Firefox

First thing I do is to open up Safari and download Firefox. Safari quit supporting OS X 10.3 when it was only one version behind and so I switched to Firefox. They say Safari is faster, but I’ve never noticed a problem with Firefox. Firefox is also open-source and easily customizable with extensions and themes.

To transfer your old settings, take your Firefox profile and transfer it to the new computer. The profile folder can be found in ~/Library/Application Support/Firefox/Profiles. (~ means your home folder) If you haven’t changed anything, the one you want to copy is the folder that ends in “.default“. Put this in the same location that you got it from, but on the new installation, replacing the one that is there. Now you have all your bookmarks, passwords, settings, and extensions transferred.

Now all I need to do is clean up my bookmarks.

iMac

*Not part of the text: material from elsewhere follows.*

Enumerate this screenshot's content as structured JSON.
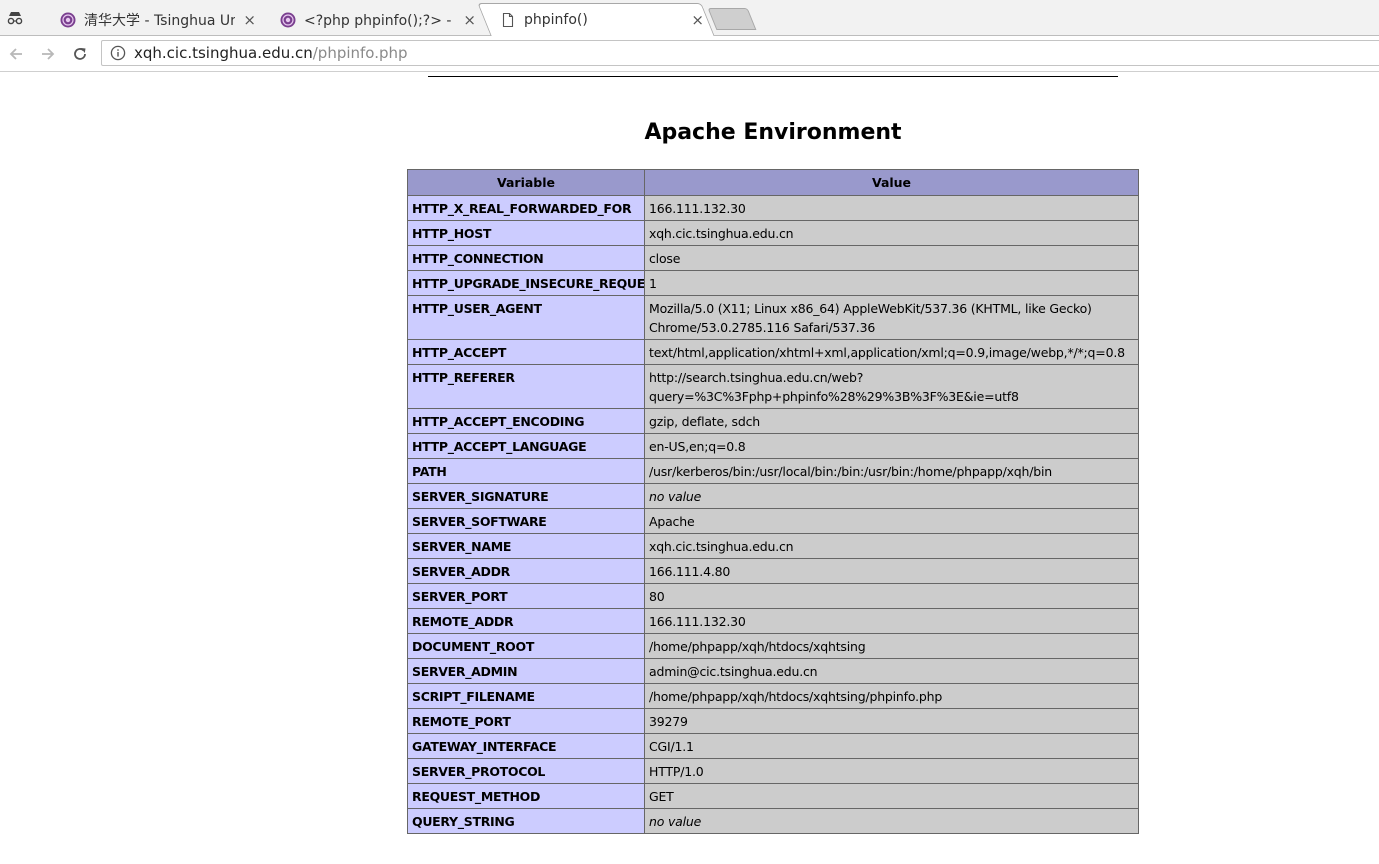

Well, I finally upgraded. Was running an over-clocked G4 eMac running Mac OS X 10.3.9 (Panther). Now I have a 20 inch, 2.4 GHz iMac running Mac OS X 10.5 (Leopard). Stats – 2.4 GHz Intel Core 2 Duo, 1GB Ram, 320GB Hard Drive, SuperDrive (DVD±R DL/DVD±RW/CD-RW), ATI Radeon HD 2600 PRO, 20 inch Screen, iLife ’08, and Leopard.

While shopping around, I found one at MacMall with $75 off, free shipping, free Parallels, and free printer. All after a total of six rebates. Too much. Called MacZone and they had everything but the $75 off with only one rebate. That sounded much better. They even shipped it so that it arrived in two days. Much faster than I expected.

Then, after unpacking and rearranging my setup, I booted up, completed the registration, and put it the Leopard Upgrade DVD. It came with 10.4, which I was kinda happy about, since I now have a copy of every system from 10.2 on.

After starting the upgrade, the first thing it does was show me how to put batteries into my wireless mouse. Except that I didn’t get a wireless mouse. Seems that for the initial install, you have to have the keyboard/mouse connected directly to the computer. (I had a USB hub in between.) Everything went fine then. Choose to erase the 10.4 system completely and then choose not to install the extra languages and all the print drivers, other than the Epson and HP one. Then I ran the installer for iLife ’08 (Bundled Apps) from the 10.4 installer disc. Now, after a long wait on the installers, I’m running 10.5.